For the records below, report how many lines include "name", with no accompanying text.

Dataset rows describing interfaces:

::::::::

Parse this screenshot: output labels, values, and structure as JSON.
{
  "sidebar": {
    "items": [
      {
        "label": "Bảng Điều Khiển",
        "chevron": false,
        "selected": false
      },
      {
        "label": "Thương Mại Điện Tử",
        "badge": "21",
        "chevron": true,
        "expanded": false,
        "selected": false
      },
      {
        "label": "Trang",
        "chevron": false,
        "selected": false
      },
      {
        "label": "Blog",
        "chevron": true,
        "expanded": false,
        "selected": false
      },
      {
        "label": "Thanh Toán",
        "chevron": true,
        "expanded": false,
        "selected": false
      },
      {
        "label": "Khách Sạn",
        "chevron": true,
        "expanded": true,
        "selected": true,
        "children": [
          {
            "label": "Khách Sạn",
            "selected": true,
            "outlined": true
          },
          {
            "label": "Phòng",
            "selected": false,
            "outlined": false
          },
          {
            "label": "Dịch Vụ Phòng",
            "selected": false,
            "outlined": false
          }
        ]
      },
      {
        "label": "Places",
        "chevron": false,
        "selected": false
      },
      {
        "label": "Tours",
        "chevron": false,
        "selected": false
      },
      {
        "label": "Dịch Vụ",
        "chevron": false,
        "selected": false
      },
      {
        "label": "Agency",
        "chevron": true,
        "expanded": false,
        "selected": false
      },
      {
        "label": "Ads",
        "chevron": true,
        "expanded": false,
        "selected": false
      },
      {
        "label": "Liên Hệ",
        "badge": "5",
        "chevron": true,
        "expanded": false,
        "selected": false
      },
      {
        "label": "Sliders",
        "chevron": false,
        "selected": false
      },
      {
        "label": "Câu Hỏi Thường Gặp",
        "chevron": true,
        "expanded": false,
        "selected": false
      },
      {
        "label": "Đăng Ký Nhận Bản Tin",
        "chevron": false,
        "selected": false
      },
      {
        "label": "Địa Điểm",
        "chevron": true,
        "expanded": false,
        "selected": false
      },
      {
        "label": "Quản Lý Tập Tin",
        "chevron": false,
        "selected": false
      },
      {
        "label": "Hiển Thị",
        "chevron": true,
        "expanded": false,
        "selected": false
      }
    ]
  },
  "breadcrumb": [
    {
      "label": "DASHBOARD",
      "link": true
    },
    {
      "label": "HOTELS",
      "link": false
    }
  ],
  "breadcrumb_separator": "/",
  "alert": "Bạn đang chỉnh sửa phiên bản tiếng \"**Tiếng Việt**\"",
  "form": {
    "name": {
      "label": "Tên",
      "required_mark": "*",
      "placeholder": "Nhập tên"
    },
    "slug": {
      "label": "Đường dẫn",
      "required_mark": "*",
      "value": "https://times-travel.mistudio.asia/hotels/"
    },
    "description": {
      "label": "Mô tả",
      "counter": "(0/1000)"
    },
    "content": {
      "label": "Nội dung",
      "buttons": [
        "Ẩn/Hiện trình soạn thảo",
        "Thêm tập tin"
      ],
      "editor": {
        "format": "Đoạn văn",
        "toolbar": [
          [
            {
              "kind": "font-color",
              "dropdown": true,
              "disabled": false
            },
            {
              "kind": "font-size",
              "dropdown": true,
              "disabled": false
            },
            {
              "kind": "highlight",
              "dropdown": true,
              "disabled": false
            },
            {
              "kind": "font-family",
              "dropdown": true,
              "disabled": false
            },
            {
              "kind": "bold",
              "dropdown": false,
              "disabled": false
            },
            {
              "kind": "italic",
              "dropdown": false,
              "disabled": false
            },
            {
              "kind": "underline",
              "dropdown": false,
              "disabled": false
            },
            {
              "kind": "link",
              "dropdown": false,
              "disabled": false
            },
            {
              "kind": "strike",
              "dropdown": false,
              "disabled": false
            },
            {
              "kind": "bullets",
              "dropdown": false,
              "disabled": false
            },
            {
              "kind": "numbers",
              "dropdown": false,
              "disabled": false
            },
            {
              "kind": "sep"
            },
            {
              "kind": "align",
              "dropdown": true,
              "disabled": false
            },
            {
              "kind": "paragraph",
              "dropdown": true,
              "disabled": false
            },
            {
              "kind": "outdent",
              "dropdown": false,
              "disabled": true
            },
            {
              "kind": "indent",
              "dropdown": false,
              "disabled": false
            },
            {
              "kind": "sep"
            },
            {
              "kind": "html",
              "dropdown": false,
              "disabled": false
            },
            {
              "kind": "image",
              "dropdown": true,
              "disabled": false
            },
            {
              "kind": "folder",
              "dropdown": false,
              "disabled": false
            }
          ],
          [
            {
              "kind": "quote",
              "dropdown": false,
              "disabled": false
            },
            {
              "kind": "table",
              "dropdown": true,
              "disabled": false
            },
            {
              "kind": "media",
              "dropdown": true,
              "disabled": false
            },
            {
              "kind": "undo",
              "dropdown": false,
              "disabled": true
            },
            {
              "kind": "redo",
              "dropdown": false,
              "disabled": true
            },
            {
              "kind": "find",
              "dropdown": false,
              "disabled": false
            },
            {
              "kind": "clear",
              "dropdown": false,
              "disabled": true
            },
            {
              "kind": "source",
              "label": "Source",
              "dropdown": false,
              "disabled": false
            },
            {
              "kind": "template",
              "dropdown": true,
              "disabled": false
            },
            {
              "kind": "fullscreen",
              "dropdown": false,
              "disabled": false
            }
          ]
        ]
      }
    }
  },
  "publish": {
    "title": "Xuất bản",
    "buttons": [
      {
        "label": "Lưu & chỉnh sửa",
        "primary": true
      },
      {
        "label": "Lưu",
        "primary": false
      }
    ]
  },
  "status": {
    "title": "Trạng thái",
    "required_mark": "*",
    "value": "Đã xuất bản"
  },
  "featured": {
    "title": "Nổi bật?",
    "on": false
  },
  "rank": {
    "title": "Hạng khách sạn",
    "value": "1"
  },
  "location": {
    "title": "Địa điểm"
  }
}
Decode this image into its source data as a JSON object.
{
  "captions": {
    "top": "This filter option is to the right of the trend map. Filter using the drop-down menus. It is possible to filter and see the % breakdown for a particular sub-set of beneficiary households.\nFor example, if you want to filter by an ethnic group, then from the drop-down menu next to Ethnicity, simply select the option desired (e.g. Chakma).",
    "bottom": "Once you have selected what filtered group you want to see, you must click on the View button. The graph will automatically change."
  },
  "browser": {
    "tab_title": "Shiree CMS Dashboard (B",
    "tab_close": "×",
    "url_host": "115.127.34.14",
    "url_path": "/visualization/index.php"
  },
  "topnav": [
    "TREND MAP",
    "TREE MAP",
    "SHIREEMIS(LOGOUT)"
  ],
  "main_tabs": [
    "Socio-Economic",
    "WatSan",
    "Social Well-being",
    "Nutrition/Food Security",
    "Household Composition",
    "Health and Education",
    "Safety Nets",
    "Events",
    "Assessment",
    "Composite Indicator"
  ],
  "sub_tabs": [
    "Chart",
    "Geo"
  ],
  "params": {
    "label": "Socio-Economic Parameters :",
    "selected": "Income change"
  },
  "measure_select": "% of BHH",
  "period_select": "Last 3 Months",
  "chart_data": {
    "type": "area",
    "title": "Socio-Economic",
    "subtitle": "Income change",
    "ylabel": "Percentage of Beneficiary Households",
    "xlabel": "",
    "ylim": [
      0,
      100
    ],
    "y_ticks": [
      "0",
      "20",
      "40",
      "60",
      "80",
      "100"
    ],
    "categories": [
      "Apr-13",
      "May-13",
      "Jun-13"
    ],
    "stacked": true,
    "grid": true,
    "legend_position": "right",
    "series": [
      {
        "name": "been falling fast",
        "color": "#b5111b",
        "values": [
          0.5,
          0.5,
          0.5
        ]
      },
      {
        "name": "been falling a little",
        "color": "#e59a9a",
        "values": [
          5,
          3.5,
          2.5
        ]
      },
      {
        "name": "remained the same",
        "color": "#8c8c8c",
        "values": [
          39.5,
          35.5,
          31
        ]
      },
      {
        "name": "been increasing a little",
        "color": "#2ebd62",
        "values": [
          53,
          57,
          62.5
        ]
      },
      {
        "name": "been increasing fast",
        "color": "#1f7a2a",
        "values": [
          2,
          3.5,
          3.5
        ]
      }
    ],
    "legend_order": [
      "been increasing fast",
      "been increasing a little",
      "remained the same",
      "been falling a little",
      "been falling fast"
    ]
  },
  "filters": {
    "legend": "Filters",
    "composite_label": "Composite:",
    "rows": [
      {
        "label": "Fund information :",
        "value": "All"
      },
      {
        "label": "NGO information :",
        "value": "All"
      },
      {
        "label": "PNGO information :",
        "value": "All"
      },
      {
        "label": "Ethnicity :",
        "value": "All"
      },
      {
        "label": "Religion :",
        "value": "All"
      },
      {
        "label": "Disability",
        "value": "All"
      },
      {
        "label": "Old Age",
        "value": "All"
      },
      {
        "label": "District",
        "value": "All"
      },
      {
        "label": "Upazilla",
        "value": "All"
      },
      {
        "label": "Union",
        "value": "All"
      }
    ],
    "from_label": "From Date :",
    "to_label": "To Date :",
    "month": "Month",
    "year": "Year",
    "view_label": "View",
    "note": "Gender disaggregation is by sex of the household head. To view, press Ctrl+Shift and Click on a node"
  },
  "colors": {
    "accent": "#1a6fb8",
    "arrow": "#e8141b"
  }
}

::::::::

__RESULT FOR THIS EXERCISE__: 6